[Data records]
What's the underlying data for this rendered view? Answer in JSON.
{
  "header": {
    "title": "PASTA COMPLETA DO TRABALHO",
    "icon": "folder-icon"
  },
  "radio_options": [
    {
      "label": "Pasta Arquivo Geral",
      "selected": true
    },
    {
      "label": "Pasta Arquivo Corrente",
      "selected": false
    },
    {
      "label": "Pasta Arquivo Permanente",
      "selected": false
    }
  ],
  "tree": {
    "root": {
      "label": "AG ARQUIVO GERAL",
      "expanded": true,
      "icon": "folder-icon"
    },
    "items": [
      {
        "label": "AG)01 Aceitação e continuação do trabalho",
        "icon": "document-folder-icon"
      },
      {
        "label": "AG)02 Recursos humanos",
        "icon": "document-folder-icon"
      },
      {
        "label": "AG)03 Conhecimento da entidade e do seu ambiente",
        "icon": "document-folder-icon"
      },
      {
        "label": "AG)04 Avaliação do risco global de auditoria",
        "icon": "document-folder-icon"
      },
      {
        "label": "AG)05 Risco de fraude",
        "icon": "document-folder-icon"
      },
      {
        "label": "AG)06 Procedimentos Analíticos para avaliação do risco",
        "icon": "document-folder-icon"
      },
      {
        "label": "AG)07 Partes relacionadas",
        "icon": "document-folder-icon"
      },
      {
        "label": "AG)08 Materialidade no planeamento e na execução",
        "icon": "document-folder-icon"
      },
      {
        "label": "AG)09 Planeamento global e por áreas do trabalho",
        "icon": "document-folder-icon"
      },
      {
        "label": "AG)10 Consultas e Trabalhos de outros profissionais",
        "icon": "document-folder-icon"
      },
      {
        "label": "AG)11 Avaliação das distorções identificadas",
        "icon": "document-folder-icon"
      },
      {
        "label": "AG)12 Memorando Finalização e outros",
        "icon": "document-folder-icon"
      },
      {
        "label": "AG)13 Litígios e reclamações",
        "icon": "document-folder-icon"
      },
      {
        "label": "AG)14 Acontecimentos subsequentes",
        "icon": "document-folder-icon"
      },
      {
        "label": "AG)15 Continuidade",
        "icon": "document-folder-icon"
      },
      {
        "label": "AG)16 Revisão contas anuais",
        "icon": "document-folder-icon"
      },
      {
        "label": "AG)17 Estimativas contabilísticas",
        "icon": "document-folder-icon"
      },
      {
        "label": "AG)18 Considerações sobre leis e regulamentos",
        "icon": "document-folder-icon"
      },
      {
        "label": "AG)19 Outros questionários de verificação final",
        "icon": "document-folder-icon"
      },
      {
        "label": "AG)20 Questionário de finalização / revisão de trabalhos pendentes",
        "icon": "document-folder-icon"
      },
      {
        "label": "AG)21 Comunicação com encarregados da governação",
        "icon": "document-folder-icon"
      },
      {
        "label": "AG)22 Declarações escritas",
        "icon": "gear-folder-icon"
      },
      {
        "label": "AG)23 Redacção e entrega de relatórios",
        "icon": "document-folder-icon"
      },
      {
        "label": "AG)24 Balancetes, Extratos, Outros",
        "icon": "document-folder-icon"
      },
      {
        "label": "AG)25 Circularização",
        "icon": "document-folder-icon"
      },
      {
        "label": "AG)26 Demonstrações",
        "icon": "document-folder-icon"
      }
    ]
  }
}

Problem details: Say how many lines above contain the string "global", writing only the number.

Expected answer: 2